The central bank on Saturday was selling one US dollar for 24,779 rials at the subsidised rate available only to select importers to procure basic commodities and medicine, according to the bank's website at http://cbi.ir
That rate was a 102-percent increase from 12,260 rials for one dollar that had been kept artificially low since January 2012.
The new "reference" rate is still far stronger than the dollar available to ordinary buyers and travellers at the unofficial open market, which was 33,200 rials per dollar at midday.
By increasing the so-called reference rate, the central bank scrapped its rate used at an "exchange centre" that put goods importers in contact with exporters to exchange funds at a rate of around 25,000 to the dollar.
The exchange centre, launched late last September, had managed to control the rial's free fall amid increasing international pressure on Iran.
Suspecting Iran's nuclear programme has military objectives, Western powers have reinforced a raft of economic sanctions aimed at coercing it into cutting back on uranium enrichment despite Tehran's insistence its atomic ambitions are peaceful.

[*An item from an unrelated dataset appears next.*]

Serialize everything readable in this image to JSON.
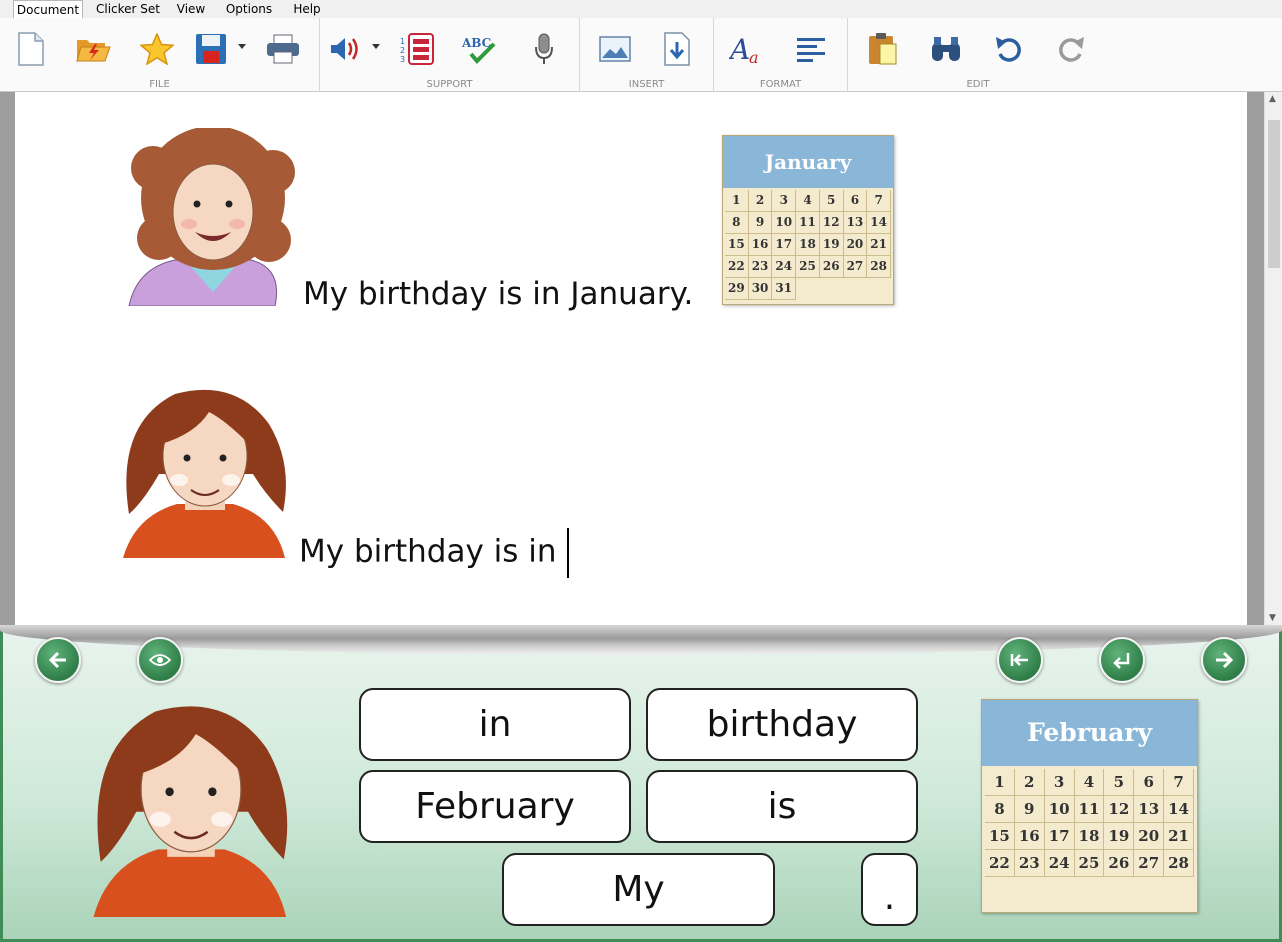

The sanctions have cost the country billions in vital oil revenues and left it struggling with a shrinking economy, raging inflation and high unemployment.
Saturday's development came after days of media reports and official denials about pending changes on the official currency market.
According to reports, the budget for the year ending in March 2014 -- signed by outgoing President Mahmoud Ahmadinejad in mid-June but the details are not publicised -- gave the central bank permission to increase the official exchange rate.
Ahmadinejad's critics accuse his government of misusing the now scrapped cheap dollar, and of failing to feed the market with sufficient foreign currency or provide funds earmarked for essential goods including medicines.
The price of medicine has risen sharply in the past year.
In June, the health ministry's Shams-Ali Rezazadeh said the price of domestically produced drugs was set to rise by at least 35 percent, while imported medicine would go up by an average of 90 percent.